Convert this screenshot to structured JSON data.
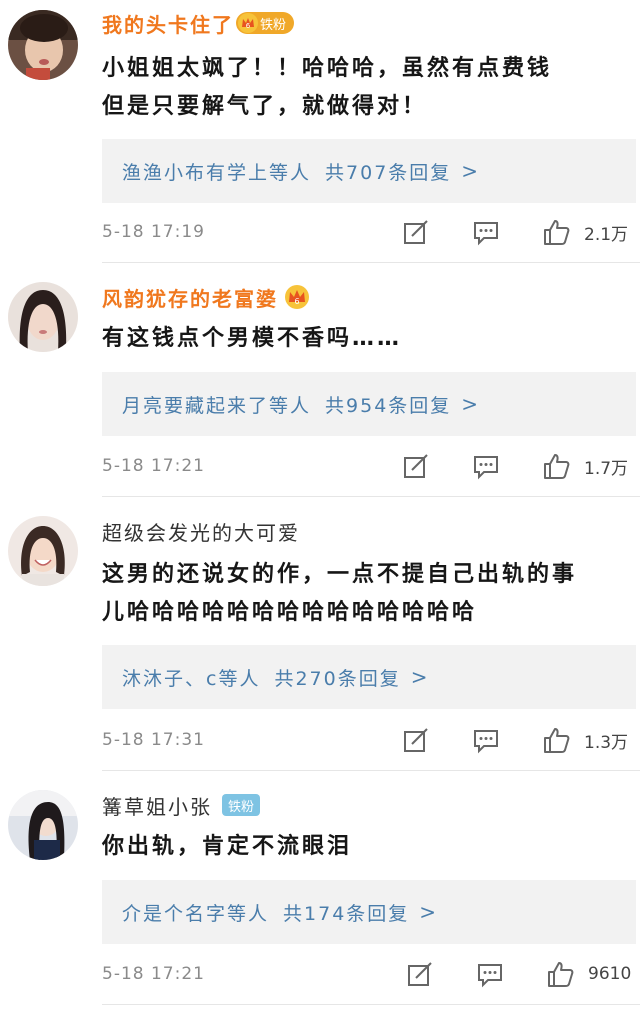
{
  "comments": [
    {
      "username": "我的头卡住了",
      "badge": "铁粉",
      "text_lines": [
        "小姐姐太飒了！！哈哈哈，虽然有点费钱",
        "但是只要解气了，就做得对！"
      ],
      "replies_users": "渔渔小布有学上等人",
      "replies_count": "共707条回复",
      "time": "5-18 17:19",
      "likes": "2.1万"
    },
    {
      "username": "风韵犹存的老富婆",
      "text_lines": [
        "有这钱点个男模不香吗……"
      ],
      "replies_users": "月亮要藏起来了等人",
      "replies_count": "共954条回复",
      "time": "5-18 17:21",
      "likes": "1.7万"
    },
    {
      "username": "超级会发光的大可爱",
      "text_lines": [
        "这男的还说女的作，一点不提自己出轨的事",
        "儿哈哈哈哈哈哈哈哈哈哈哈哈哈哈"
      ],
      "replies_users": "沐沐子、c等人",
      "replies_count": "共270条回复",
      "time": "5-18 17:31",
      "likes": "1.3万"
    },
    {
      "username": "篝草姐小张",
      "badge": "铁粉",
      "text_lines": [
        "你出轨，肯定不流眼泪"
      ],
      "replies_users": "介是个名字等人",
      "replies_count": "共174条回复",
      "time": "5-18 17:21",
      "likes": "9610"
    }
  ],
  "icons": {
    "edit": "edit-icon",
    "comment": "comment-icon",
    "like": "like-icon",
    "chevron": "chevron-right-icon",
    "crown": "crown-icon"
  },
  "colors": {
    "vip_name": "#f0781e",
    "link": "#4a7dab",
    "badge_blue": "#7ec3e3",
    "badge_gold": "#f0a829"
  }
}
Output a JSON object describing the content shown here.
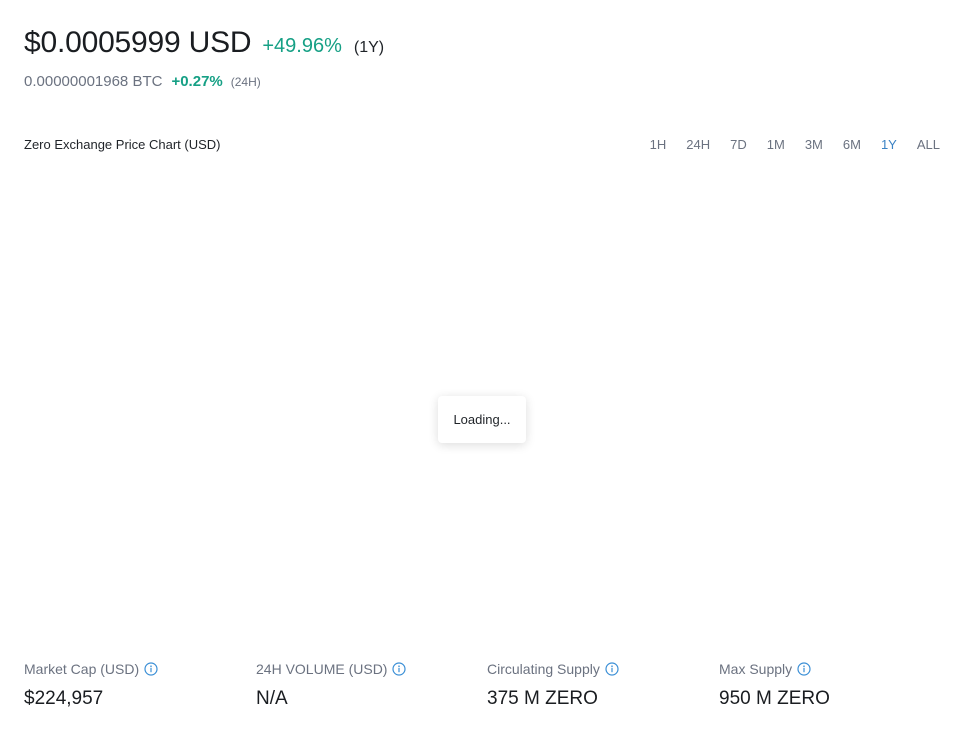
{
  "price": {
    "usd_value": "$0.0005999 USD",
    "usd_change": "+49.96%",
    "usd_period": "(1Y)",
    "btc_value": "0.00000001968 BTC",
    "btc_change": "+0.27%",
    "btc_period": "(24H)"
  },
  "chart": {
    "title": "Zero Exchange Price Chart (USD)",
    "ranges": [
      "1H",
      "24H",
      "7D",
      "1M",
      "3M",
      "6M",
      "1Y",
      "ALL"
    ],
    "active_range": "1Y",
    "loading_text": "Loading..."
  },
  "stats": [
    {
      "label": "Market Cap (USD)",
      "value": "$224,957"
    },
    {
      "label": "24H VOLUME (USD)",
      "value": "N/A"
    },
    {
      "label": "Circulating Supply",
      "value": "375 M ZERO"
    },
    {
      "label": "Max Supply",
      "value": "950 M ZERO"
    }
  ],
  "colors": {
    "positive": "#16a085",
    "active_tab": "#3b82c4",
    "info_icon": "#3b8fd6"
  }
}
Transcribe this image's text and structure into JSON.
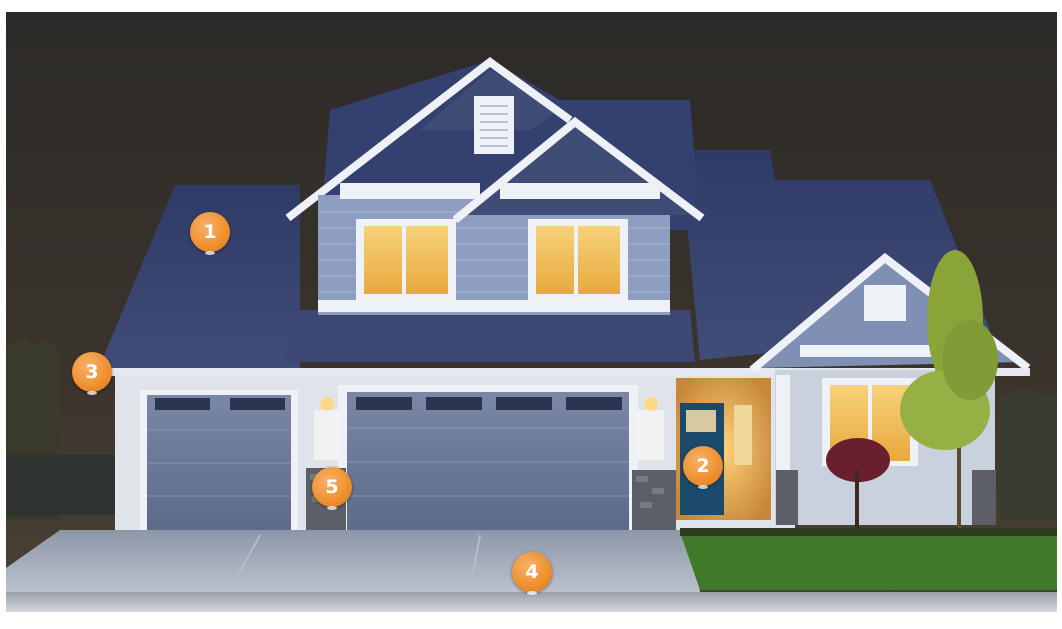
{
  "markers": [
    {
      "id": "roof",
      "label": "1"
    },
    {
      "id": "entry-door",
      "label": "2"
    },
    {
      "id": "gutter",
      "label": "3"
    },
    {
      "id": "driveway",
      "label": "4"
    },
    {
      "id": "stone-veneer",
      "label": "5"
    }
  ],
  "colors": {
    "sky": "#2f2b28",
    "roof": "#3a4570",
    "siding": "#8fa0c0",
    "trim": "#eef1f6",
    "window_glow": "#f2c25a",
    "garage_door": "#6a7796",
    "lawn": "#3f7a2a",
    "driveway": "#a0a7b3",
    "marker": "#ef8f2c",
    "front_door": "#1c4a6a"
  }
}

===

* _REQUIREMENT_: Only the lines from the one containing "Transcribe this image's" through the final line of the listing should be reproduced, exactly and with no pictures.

* _YOUR SOLUTION_:
Transcribe this image's text and structure into JSON.
{
  "markers": [
    {
      "id": "roof",
      "label": "1"
    },
    {
      "id": "entry-door",
      "label": "2"
    },
    {
      "id": "gutter",
      "label": "3"
    },
    {
      "id": "driveway",
      "label": "4"
    },
    {
      "id": "stone-veneer",
      "label": "5"
    }
  ],
  "colors": {
    "sky": "#2f2b28",
    "roof": "#3a4570",
    "siding": "#8fa0c0",
    "trim": "#eef1f6",
    "window_glow": "#f2c25a",
    "garage_door": "#6a7796",
    "lawn": "#3f7a2a",
    "driveway": "#a0a7b3",
    "marker": "#ef8f2c",
    "front_door": "#1c4a6a"
  }
}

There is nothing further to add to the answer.